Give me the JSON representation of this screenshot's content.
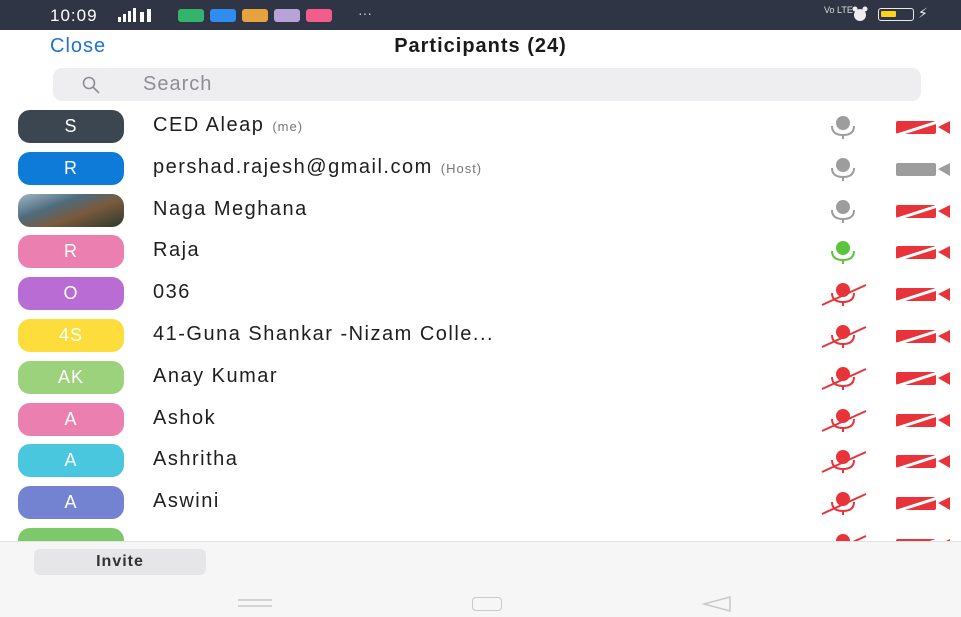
{
  "status_bar": {
    "time": "10:09",
    "more": "···",
    "volte": "Vo LTE"
  },
  "header": {
    "close_label": "Close",
    "title": "Participants (24)"
  },
  "search": {
    "placeholder": "Search"
  },
  "colors": {
    "accent": "#1f73d3",
    "muted_red": "#e8333b",
    "mic_gray": "#9d9d9d",
    "mic_green": "#5cc43a"
  },
  "participants": [
    {
      "initials": "S",
      "avatar_color": "#3b4650",
      "name": "CED Aleap",
      "tag": "(me)",
      "mic": "gray",
      "cam": "off"
    },
    {
      "initials": "R",
      "avatar_color": "#0e7bd8",
      "name": "pershad.rajesh@gmail.com",
      "tag": "(Host)",
      "mic": "gray",
      "cam": "on"
    },
    {
      "initials": "",
      "avatar_color": "photo",
      "name": "Naga Meghana",
      "tag": "",
      "mic": "gray",
      "cam": "off"
    },
    {
      "initials": "R",
      "avatar_color": "#ea7fb0",
      "name": "Raja",
      "tag": "",
      "mic": "green",
      "cam": "off"
    },
    {
      "initials": "O",
      "avatar_color": "#b86cd4",
      "name": "036",
      "tag": "",
      "mic": "muted",
      "cam": "off"
    },
    {
      "initials": "4S",
      "avatar_color": "#fddd3c",
      "name": "41-Guna Shankar -Nizam Colle...",
      "tag": "",
      "mic": "muted",
      "cam": "off"
    },
    {
      "initials": "AK",
      "avatar_color": "#9cd27c",
      "name": "Anay Kumar",
      "tag": "",
      "mic": "muted",
      "cam": "off"
    },
    {
      "initials": "A",
      "avatar_color": "#ea7fb0",
      "name": "Ashok",
      "tag": "",
      "mic": "muted",
      "cam": "off"
    },
    {
      "initials": "A",
      "avatar_color": "#48c7df",
      "name": "Ashritha",
      "tag": "",
      "mic": "muted",
      "cam": "off"
    },
    {
      "initials": "A",
      "avatar_color": "#7482d2",
      "name": "Aswini",
      "tag": "",
      "mic": "muted",
      "cam": "off"
    },
    {
      "initials": "",
      "avatar_color": "#7cc86a",
      "name": "",
      "tag": "",
      "mic": "muted",
      "cam": "off"
    }
  ],
  "footer": {
    "invite_label": "Invite"
  }
}
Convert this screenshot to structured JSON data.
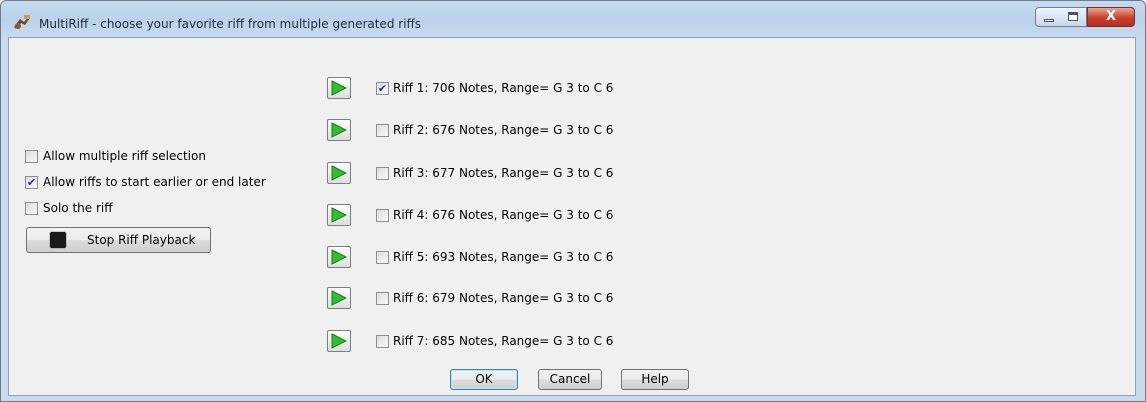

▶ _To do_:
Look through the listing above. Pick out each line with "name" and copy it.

▶ _Answer section_:
      "name": "CED Aleap",
      "name": "pershad.rajesh@gmail.com",
      "name": "Naga Meghana",
      "name": "Raja",
      "name": "036",
      "name": "41-Guna Shankar -Nizam Colle...",
      "name": "Anay Kumar",
      "name": "Ashok",
      "name": "Ashritha",
      "name": "Aswini",
      "name": "",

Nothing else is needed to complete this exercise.